Men and Women Use Different Criteria for Partner Selection A new study suggests individuals choose a partner based upon their perception of a potential mate’s attributes and upside or downside potential.

Researchers determined men and women often use a framing process evaluating suitors from both positive and negative perspectives.

Still, as described in the journal Evolution and Human Behavior, decision-making varies as each gender uses different criteria and viewpoints to make their choice.

For example, researchers from Concordia University discovered men responded more strongly to the “framing effect” when physical attractiveness was described.

Also, it may come as a surprise to learn that when we choose a partner, the framing effect is even stronger in women than it is for men.

“When it comes to mate selection, women are more attuned to negatively framed information due to an evolutionary phenomenon called ‘parental investment theory,’” said Gad Saad, Ph.D.

“Choosing someone who might be a poor provider or an unloving father would have serious consequences for a woman and for her offspring. So we hypothesized that women would naturally be more leery of negatively framed information when evaluating a prospective mate.”

To prove this, Saad and fellow researcher Tripat Gill, Ph.D., called on hundreds of young men and women to take part in their study.

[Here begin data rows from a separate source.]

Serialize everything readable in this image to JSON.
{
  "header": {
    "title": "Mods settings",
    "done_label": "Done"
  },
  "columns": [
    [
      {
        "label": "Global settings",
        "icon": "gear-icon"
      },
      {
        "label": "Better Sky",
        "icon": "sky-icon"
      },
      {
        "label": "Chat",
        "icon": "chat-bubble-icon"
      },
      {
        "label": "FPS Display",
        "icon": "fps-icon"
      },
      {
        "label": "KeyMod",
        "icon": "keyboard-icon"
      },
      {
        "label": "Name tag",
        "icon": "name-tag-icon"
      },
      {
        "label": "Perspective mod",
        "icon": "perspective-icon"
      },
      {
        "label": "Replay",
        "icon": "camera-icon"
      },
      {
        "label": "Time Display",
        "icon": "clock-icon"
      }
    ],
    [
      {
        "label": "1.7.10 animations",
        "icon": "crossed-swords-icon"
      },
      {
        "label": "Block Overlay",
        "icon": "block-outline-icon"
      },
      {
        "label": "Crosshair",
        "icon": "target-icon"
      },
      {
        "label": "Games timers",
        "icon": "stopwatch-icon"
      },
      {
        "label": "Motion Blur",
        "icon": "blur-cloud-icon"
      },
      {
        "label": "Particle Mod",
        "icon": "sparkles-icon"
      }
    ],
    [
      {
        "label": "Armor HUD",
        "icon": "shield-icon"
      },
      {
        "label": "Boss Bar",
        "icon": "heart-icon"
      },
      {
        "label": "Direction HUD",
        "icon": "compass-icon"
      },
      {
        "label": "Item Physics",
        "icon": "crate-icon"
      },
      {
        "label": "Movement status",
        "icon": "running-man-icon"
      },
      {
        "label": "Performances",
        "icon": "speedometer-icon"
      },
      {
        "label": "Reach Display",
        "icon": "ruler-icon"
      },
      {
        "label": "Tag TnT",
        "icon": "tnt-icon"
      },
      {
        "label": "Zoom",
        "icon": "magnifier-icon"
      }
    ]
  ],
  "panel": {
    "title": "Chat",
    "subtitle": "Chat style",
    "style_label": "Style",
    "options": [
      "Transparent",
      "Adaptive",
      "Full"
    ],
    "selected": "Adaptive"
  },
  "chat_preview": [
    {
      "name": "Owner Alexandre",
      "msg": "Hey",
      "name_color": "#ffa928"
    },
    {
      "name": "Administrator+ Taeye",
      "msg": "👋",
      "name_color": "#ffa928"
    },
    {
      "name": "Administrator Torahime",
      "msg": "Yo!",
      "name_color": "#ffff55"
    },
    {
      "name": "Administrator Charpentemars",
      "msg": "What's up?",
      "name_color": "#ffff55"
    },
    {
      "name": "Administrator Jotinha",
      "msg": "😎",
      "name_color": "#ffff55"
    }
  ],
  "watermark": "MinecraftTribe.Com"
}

Participants were given positively and negatively framed descriptions of potential partners. For example,  “Seven out of 10 people who know this person think that this person is kind” (positive frame) versus “Three out of 10 people who know this person think that this person is not kind” (negative frame).

The researchers tested the framing effect using six key attributes, two of which are more important to men and women respectively, and two that are considered as necessities by both sexes:

  • attractive body (more important to men);
  • attractive face (more important to men);
  • earning potential (more important to women);
  • ambition (more important to women);
  • kindness (equally important to both);
  • intelligence (equally important to both).

Participants evaluated both high-quality (e.g. seven out of 10 people think this person is kind) and low-quality (e.g. three out of 10 people think this person is kind) prospective mates for these attributes, in the context of a short-term fling or a long-term relationship.

More often than not, women said they were far less likely to date the potential mates described in the negatively framed descriptions — even though in each instance, they were being presented with exactly the same information as in the positively framed descriptions.

Women also proved more susceptible to framing effects in attributes like ambition and earning potential, while men responded more strongly to framing when physical attractiveness was described.

This research highlights how an evolutionary lens could help explain the biological origins of seemingly “irrational” decision-making biases like the framing effect.

Source: Concordia University

Men and Women Use Different Criteria for Partner Selection

Rick Nauert PhD

Rick Nauert, PhDDr. Rick Nauert has over 25 years experience in clinical, administrative and academic healthcare. He is currently an associate professor for Rocky Mountain University of Health Professionals doctoral program in health promotion and wellness. Dr. Nauert began his career as a clinical physical therapist and served as a regional manager for a publicly traded multidisciplinary rehabilitation agency for 12 years. He has masters degrees in health-fitness management and healthcare administration and a doctoral degree from The University of Texas at Austin focused on health care informatics, health administration, health education and health policy. His research efforts included the area of telehealth with a specialty in disease management.

APA Reference
Nauert PhD, R. (2015). Men and Women Use Different Criteria for Partner Selection. Psych Central. Retrieved on July 18, 2018, from https://psychcentral.com/news/2014/05/02/men-and-women-use-different-criteria-for-partner-selection/69276.html


Scientifically Reviewed
Last updated: 6 Oct 2015
Last reviewed: By John M. Grohol, Psy.D. on 6 Oct 2015
Published on PsychCentral.com. All rights reserved.